I opened my eyes and looked my desk, Half expecting my laptop to be re-confiscated. Luckily it still sat there, which probably meant my father hadn’t realised I had it back. I needed to stop thinking, so I pulled myself up and onto the chair. I opened the lid and signed into chat.
G wasn’t online so I opened up my diary and began to write a long overdue entry
I missed a day. It feels weird not to have written to you. So much has happened and I don’t even know where to begin. Dad took my computer, which is why I missed yesterday’s entry. The thing is, right before he took it the guy I’m tutoring… he asked me to prom. I said no, that was gonna be our thing, and I don’t want to go if your not there too. Anyway. Once mom was home she gave it back to me, but I don’t know how much more I can take. Half of me wants to run away and the other half wants to stay and look out for my mom.
Kalen and I were partnered for an assignment too. At first I thought it was the worst thing ever, but I came around to the idea. I even spent the last few hours there working on it with him. He’s still in the same place… and Stef, he has a photo of us as kids, and he kept the blueprints.
I guess I underestimated him. Still he dated Tiffany, so I could be giving the guy too much credit.

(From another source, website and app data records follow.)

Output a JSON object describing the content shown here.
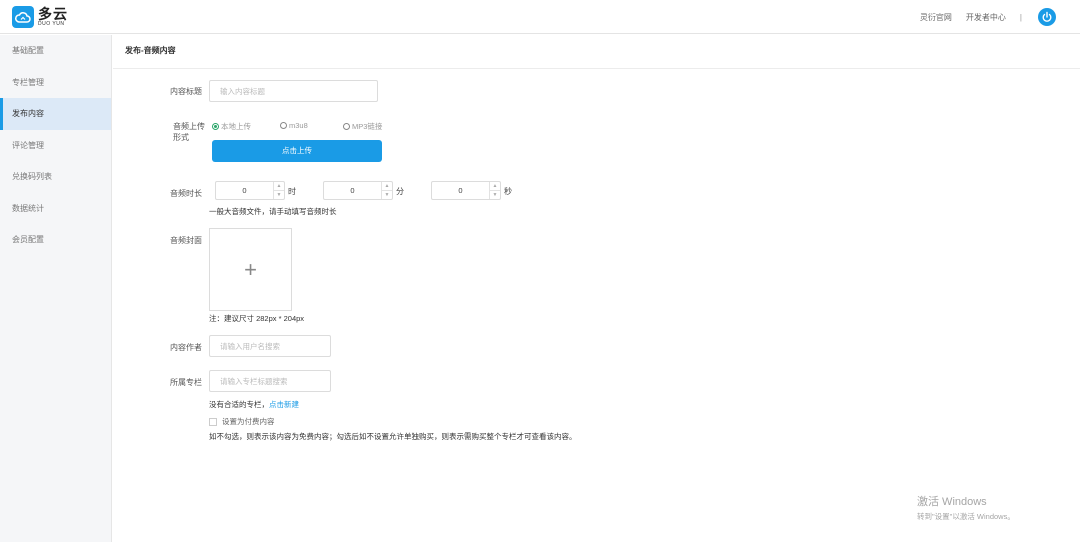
{
  "header": {
    "logo_cn": "多云",
    "logo_en": "DUO YUN",
    "links": [
      "灵衍官网",
      "开发者中心"
    ],
    "separator": "|",
    "accent": "#1a9be6"
  },
  "sidebar": {
    "items": [
      {
        "label": "基础配置"
      },
      {
        "label": "专栏管理"
      },
      {
        "label": "发布内容"
      },
      {
        "label": "评论管理"
      },
      {
        "label": "兑换码列表"
      },
      {
        "label": "数据统计"
      },
      {
        "label": "会员配置"
      }
    ],
    "active": "发布内容"
  },
  "main": {
    "title": "发布-音频内容",
    "form": {
      "content_title": {
        "label": "内容标题",
        "placeholder": "输入内容标题",
        "value": ""
      },
      "upload_method": {
        "label_line1": "音频上传",
        "label_line2": "形式",
        "options": [
          "本地上传",
          "m3u8",
          "MP3链接"
        ],
        "selected": "本地上传",
        "button": "点击上传"
      },
      "duration": {
        "label": "音频时长",
        "hours": "0",
        "hours_unit": "时",
        "minutes": "0",
        "minutes_unit": "分",
        "seconds": "0",
        "seconds_unit": "秒",
        "hint": "一般大音频文件，请手动填写音频时长"
      },
      "cover": {
        "label": "音频封面",
        "plus": "+",
        "note": "注：建议尺寸 282px * 204px"
      },
      "author": {
        "label": "内容作者",
        "placeholder": "请输入用户名搜索",
        "value": ""
      },
      "column": {
        "label": "所属专栏",
        "placeholder": "请输入专栏标题搜索",
        "value": "",
        "no_match": "没有合适的专栏，",
        "create_link": "点击新建"
      },
      "paid": {
        "label": "设置为付费内容",
        "checked": false,
        "explain": "如不勾选，则表示该内容为免费内容；勾选后如不设置允许单独购买，则表示需购买整个专栏才可查看该内容。"
      }
    }
  },
  "watermark": {
    "line1": "激活 Windows",
    "line2": "转到\"设置\"以激活 Windows。"
  }
}
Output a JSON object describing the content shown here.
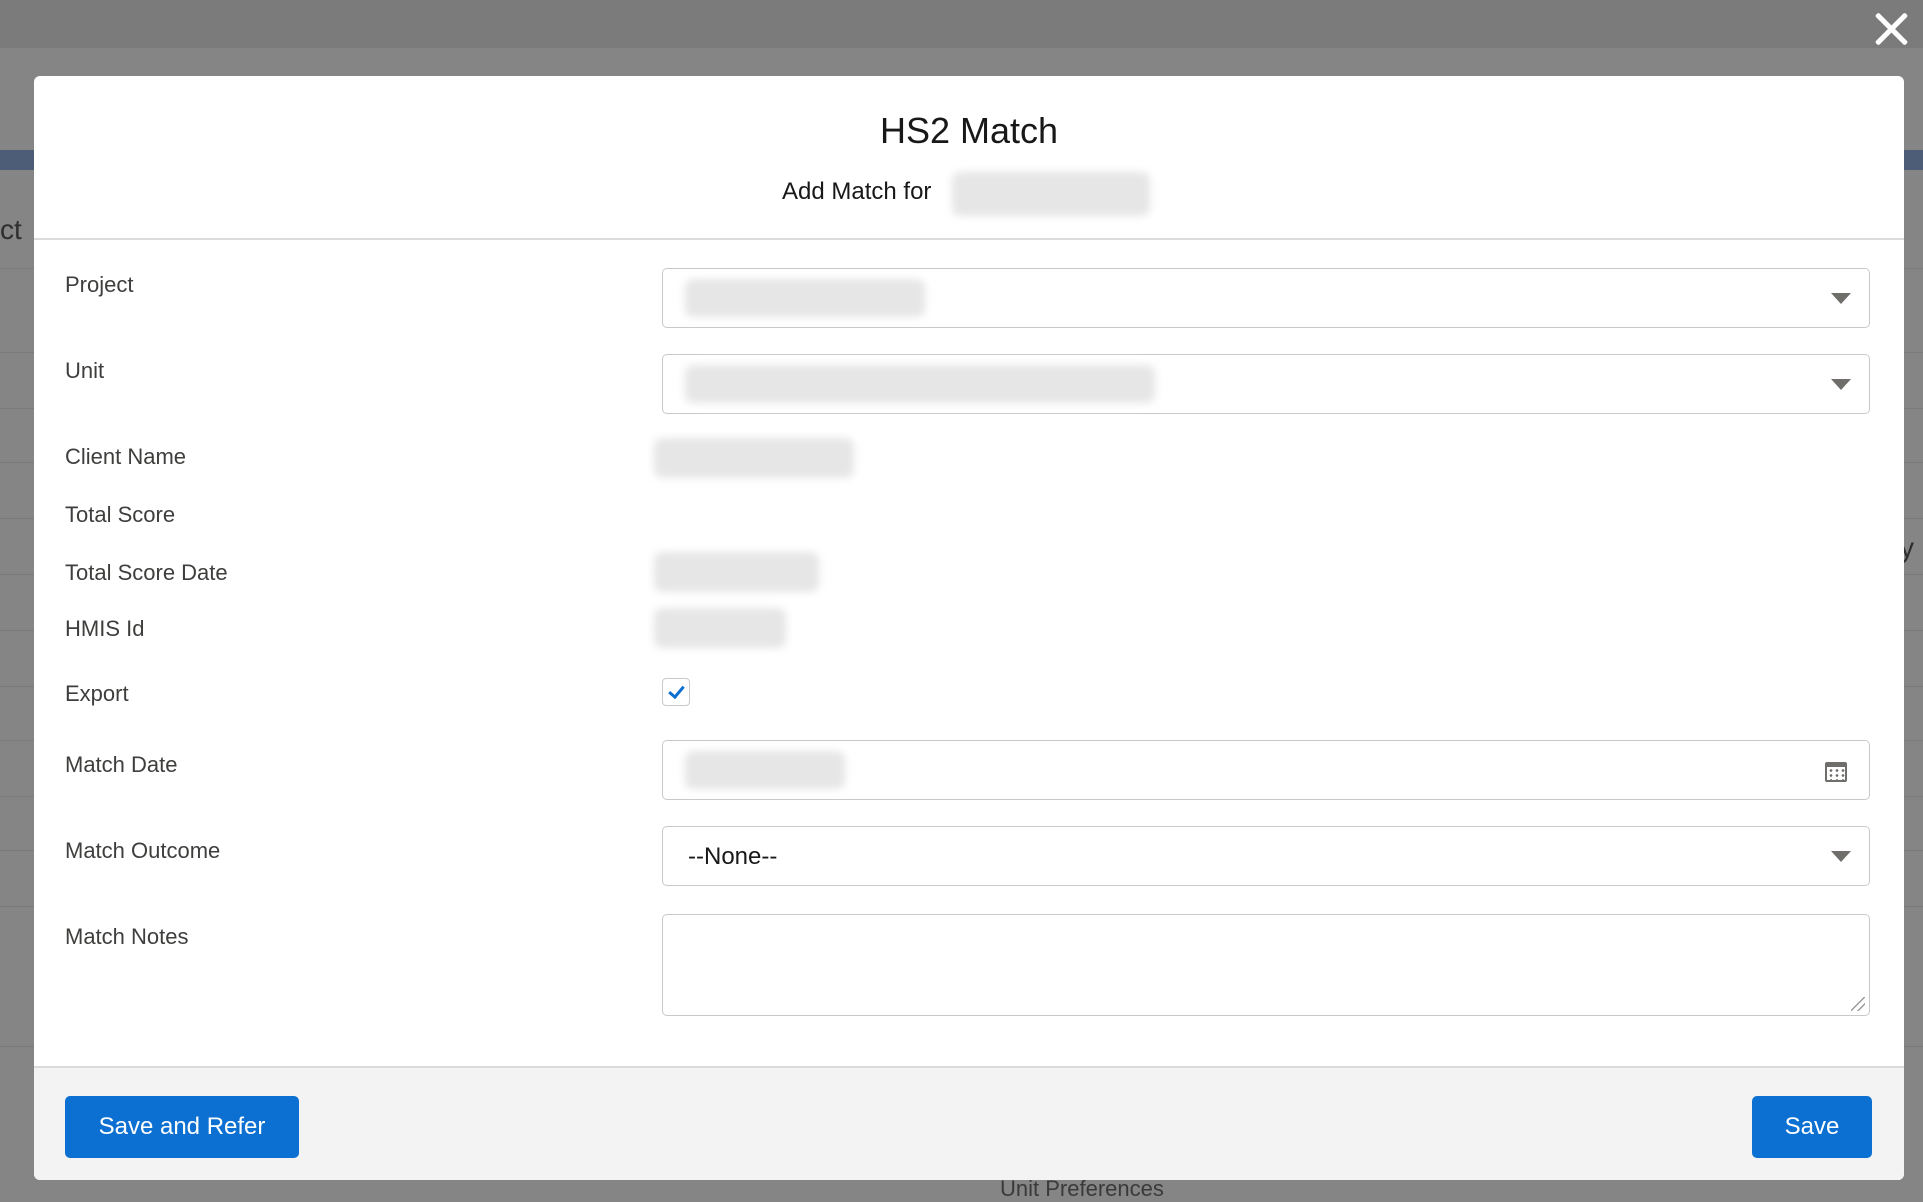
{
  "background": {
    "partial_left_text": "ct",
    "partial_right_text": "y",
    "footer_text": "Unit Preferences"
  },
  "modal": {
    "title": "HS2 Match",
    "subtitle": "Add Match for"
  },
  "form": {
    "project": {
      "label": "Project"
    },
    "unit": {
      "label": "Unit"
    },
    "client_name": {
      "label": "Client Name"
    },
    "total_score": {
      "label": "Total Score"
    },
    "total_score_date": {
      "label": "Total Score Date"
    },
    "hmis_id": {
      "label": "HMIS Id"
    },
    "export": {
      "label": "Export",
      "checked": true
    },
    "match_date": {
      "label": "Match Date"
    },
    "match_outcome": {
      "label": "Match Outcome",
      "value": "--None--"
    },
    "match_notes": {
      "label": "Match Notes",
      "value": ""
    }
  },
  "footer": {
    "save_and_refer_label": "Save and Refer",
    "save_label": "Save"
  },
  "colors": {
    "brand_button": "#0b70d1",
    "overlay": "#858585",
    "modal_bg": "#ffffff",
    "footer_bg": "#f3f3f3"
  },
  "icons": {
    "close": "close-icon",
    "dropdown": "chevron-down-icon",
    "calendar": "calendar-icon",
    "check": "checkmark-icon"
  }
}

I just got home and its back to reality. Dad called me a slut and it made me remember that night. Not that we were sluts or anything, the opposite in fact, Like those guys thought we were fair game because we were drunk, my father thought I was a slut for staying out late.
I’m sorry I didn’t ask you about that night, about what happened. I wish I had.
I wish you were still here.
Talk soon, Willow.